Seven seconds later my phone rings. “Why are you wobbly today?” I immediately tell him that I don’t know, and then correct myself. I do know. It’s because it’s World Mental Health Day and I feel the need to write something, but everything I try to write comes out as something I’ve said before.
“Write it anyway.” He says. “What you are saying is worth repeating. It’s important. Say it again.”
I wonder sometimes what it is like to be so unbelievably logical and even-keeled….
But he is right. The sharing of our stories, of any kind really, is worth repeating for the ones that need to hear it again.
The reassurances we offer by coming along beside those in active struggle, with words of hope and understanding, cannot be measured….a hand squeeze, and a simple “I’ve been there. It gets better.”
The knowledge that we are not alone in our darkness ignites a tiny spark. It may be a small and distant lighthouse on a far-off shore, but the pinprick of light is visible. And real.
It is this way with all stories – stories of new motherhood, of parenting toddlers, of aging parents, of troublesome teens. Of workplace frustration, of heartache, of loss, of divorce, of marriage.
All of our stories are important to share, because of the power they have to help others find that light.
It’s been right at a year since I started speaking up about my illnesses to more than the smallest handful of people. I did it because I wanted others, particularly within the church, to know that they were not alone. Some days, it’s been weird and awkward and terrifying honestly. Hi there, relatives and ex-coworkers and my son’s preschool teacher and people I knew from my childhood that now know SO MUCH about me and my brain!!
But I truly hope that it has been helpful to someone, somewhere.
I know, however, that it has been helpful to me. To get it all out there, to not live with the hidden shame. But specifically helpful due to the number of people who have reached out to me this past year to tell me “Hey. That’s the same with me. I’ve had those thoughts. I feel that way sometimes.”
And so in an effort to help others know that they aren’t alone, I’ve found myself less alone, with more support and encouragement than I thought possible.
And still it bears repeating, for those who may need to hear it today, or need something to hold on to tomorrow:
I have anxiety and depression.
I am a Jesus Follower.
I believe in treating my illness in a variety of ways: therapy, medication, support, diet and exercise, love….and Jesus.
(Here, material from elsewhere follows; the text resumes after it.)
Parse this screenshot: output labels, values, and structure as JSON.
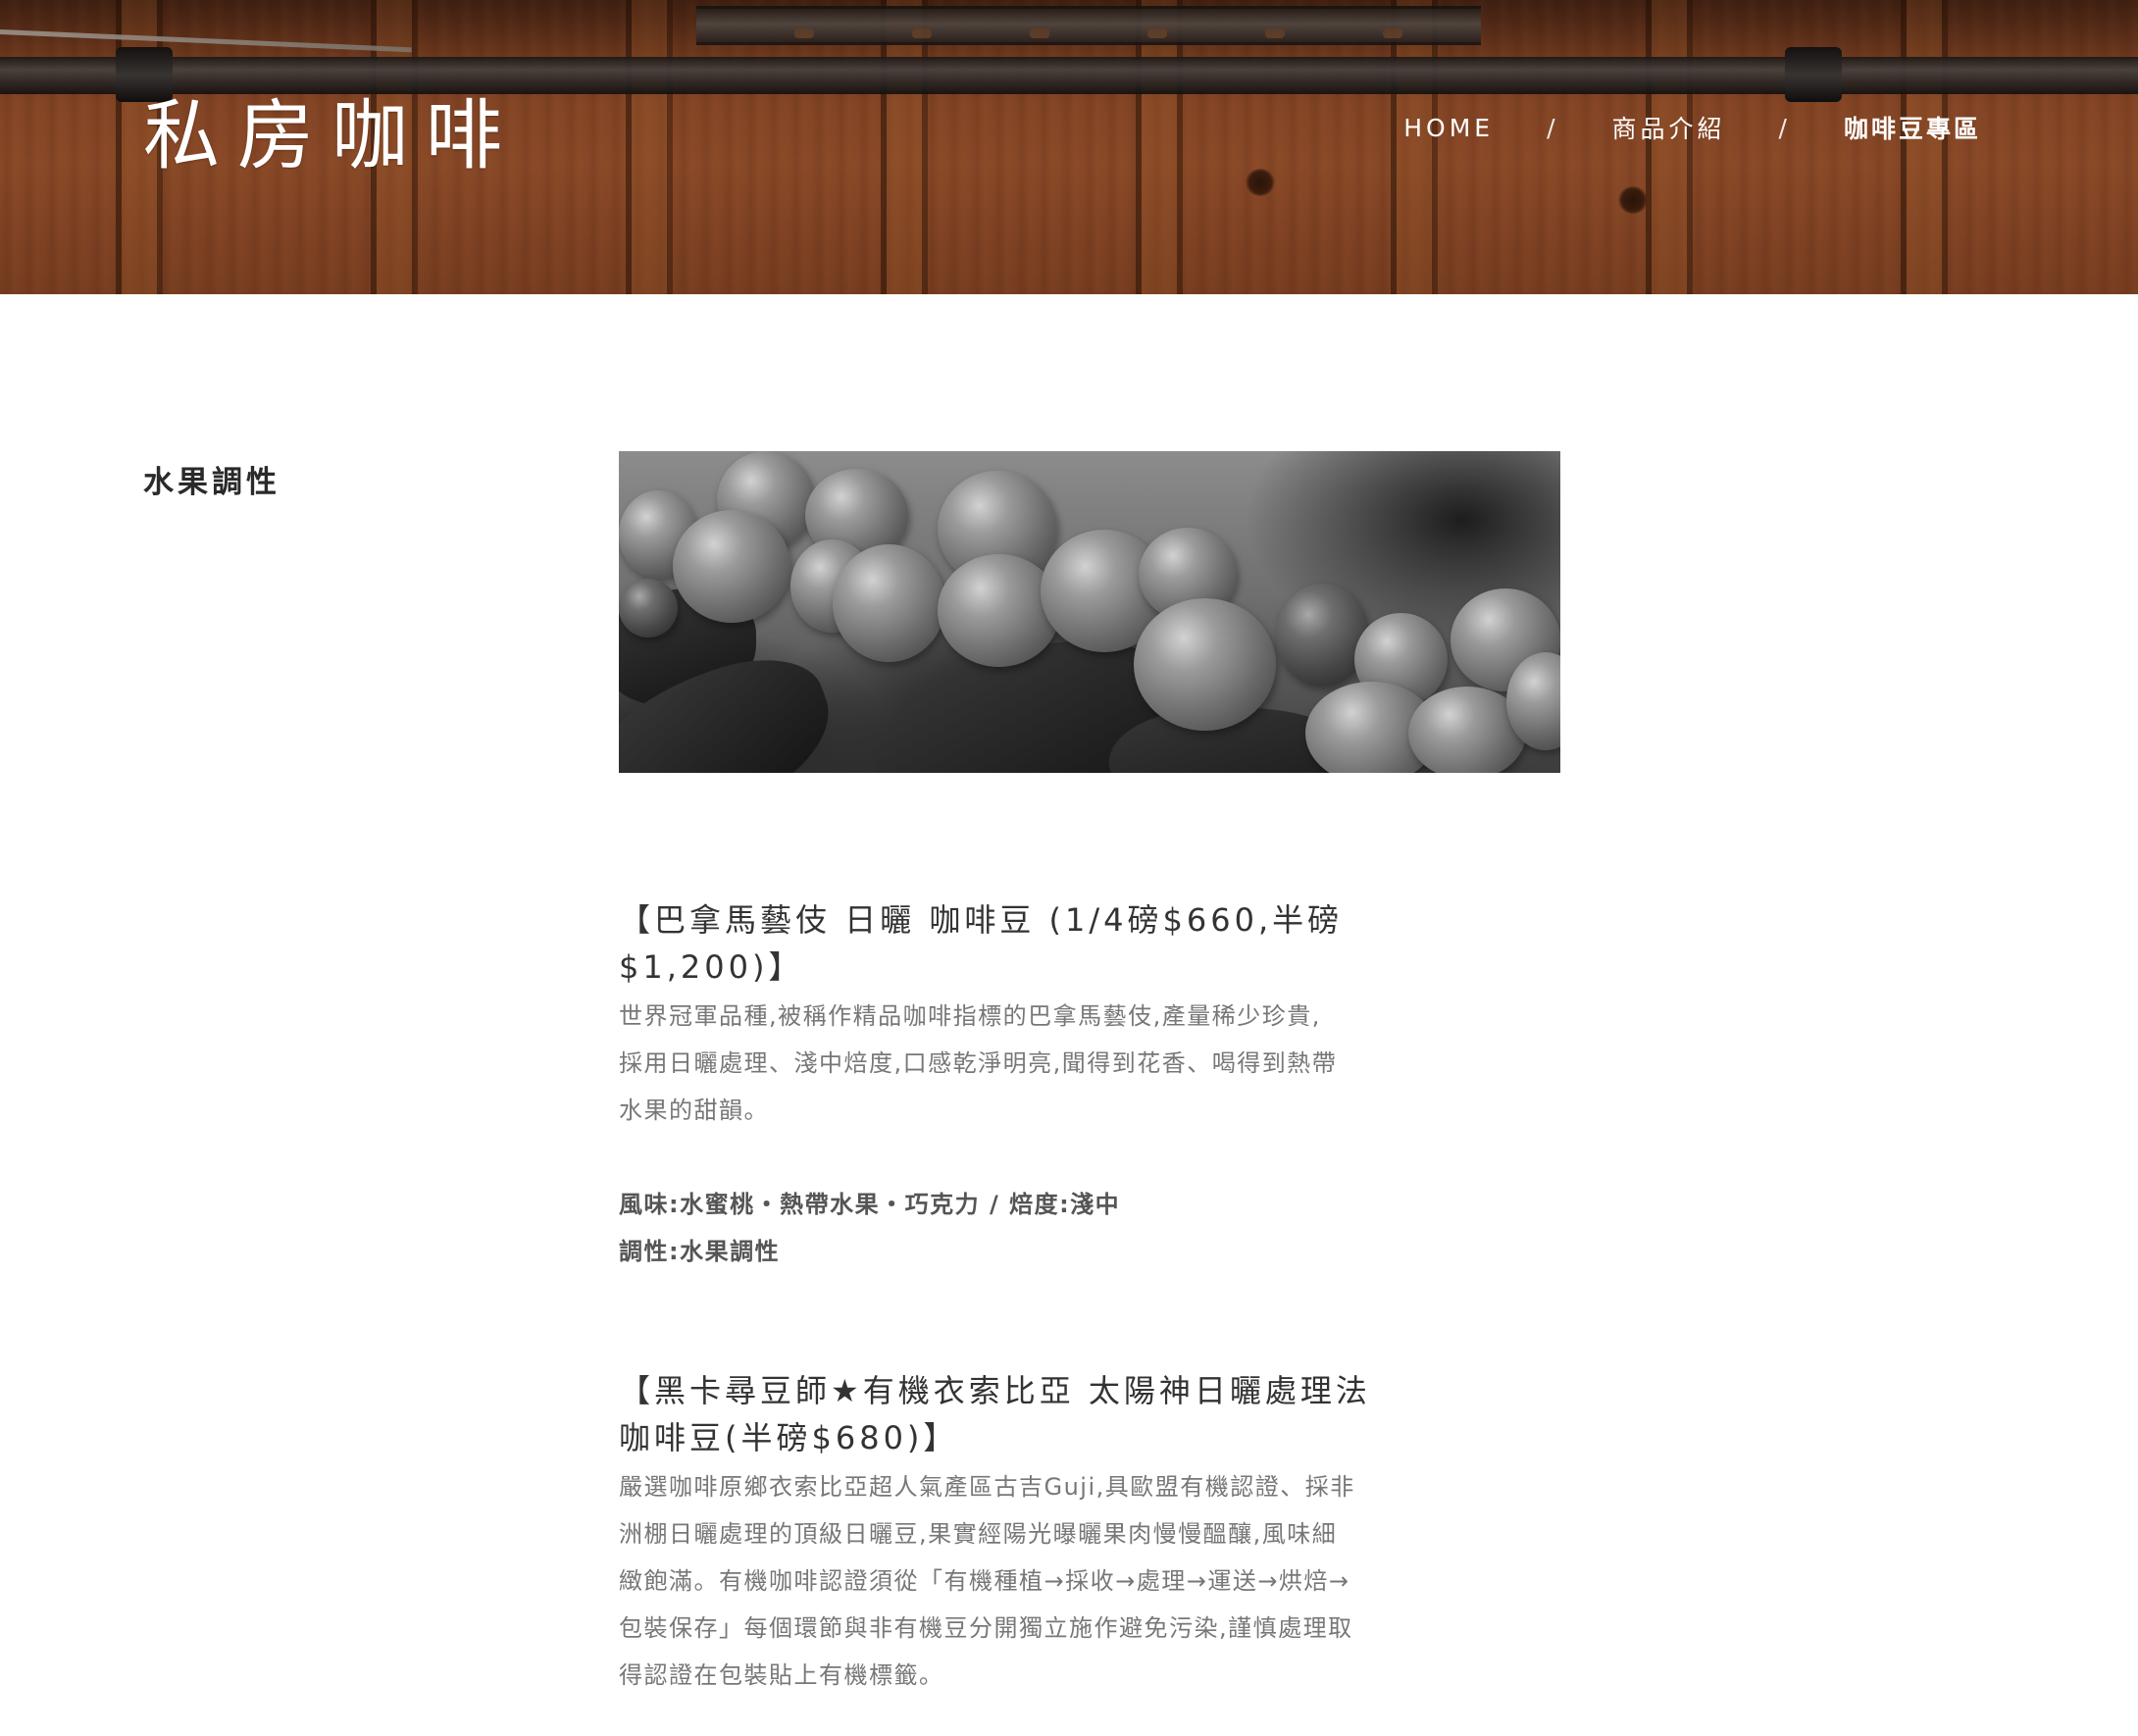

I am 100% certain that I am worthy, and lovely, and loved by God – and that my illness doesn’t change that.
I am even more certain that the same is true for you.
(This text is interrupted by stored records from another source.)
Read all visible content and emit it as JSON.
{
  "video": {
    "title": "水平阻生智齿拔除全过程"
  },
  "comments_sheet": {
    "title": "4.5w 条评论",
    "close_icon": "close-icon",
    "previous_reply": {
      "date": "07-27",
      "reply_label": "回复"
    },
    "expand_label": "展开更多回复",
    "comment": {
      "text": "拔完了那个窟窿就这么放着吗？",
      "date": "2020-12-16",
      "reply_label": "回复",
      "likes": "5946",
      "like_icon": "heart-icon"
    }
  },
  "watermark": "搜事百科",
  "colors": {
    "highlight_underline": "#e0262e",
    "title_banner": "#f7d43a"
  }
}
You are not alone. You are worthy, and lovely, and loved by God.